Dataset rows for apps and sites:
Segment Open

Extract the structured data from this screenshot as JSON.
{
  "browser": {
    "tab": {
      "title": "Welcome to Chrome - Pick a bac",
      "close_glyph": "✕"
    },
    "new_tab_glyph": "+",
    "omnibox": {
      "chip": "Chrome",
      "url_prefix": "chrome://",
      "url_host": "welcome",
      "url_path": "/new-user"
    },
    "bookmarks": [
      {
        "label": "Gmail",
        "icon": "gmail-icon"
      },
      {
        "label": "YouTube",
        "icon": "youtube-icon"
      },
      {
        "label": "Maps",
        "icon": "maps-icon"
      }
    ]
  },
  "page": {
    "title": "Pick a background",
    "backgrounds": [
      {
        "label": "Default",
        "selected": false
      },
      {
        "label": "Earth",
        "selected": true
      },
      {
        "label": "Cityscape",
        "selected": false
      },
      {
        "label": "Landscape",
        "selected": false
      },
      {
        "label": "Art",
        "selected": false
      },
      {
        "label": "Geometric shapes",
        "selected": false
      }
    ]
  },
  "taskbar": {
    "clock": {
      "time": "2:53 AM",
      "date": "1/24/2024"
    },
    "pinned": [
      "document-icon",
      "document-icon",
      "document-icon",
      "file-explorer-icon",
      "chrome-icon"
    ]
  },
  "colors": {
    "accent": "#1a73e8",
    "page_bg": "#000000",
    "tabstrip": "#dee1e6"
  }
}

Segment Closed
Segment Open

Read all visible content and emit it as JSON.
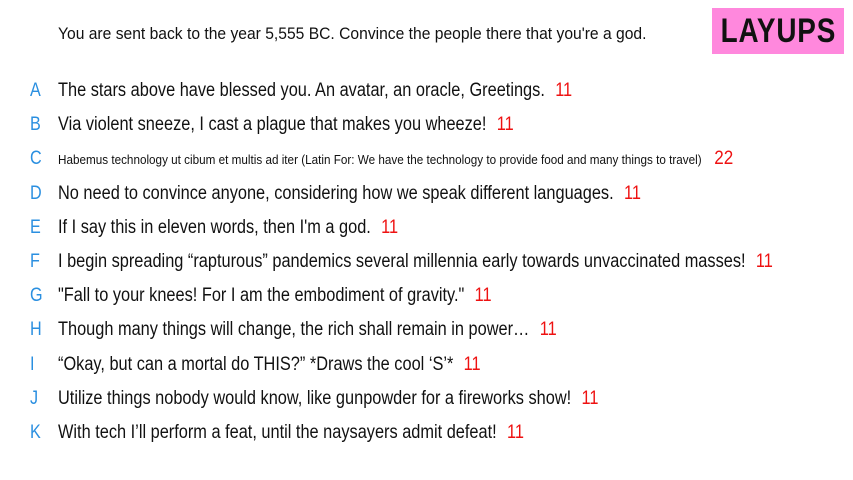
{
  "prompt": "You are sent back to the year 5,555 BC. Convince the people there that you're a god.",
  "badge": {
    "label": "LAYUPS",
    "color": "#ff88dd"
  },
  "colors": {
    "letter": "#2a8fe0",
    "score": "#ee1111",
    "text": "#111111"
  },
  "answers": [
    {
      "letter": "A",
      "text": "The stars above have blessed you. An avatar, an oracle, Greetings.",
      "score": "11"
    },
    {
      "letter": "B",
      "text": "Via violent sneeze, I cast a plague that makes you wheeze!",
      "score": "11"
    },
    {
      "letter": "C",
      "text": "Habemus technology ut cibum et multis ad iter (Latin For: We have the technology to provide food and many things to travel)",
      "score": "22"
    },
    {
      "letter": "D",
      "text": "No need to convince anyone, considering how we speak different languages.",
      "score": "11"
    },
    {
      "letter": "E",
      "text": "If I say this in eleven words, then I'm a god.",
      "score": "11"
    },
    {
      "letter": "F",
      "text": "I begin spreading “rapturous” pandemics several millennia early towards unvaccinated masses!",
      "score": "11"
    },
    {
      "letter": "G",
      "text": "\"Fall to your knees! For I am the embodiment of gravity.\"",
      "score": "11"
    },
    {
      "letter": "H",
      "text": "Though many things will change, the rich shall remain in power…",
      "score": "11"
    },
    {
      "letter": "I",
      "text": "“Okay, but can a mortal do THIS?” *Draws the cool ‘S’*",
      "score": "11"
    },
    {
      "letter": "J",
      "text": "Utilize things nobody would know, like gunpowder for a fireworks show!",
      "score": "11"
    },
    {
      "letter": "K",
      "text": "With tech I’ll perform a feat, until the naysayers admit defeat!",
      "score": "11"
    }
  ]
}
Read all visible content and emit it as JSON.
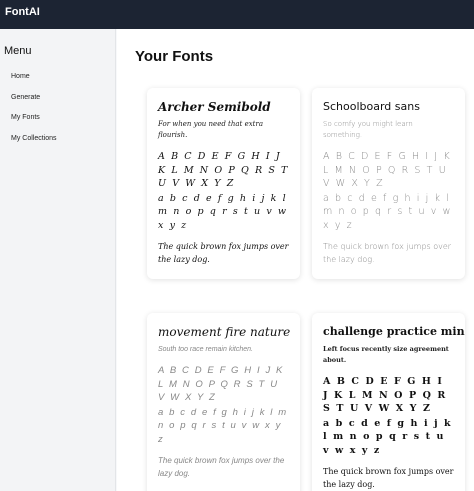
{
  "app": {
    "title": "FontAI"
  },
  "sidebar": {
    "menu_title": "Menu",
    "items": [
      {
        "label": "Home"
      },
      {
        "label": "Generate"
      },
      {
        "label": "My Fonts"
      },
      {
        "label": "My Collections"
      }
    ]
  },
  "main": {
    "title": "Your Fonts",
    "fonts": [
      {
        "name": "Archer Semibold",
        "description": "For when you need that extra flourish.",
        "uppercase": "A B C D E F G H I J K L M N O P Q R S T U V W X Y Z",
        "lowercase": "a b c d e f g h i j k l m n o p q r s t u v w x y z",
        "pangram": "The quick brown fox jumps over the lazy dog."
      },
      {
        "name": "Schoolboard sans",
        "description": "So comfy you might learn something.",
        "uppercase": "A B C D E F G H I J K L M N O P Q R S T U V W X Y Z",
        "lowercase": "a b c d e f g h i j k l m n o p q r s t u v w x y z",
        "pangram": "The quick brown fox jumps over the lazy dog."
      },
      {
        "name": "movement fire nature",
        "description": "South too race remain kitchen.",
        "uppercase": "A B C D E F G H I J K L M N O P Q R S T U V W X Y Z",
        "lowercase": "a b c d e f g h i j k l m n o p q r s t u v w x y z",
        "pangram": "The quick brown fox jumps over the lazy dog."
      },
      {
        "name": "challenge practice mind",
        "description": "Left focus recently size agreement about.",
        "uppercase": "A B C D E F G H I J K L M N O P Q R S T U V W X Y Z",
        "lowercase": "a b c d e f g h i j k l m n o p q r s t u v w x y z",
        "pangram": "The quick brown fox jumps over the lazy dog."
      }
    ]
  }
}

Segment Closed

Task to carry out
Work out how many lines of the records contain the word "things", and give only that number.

Answer section
3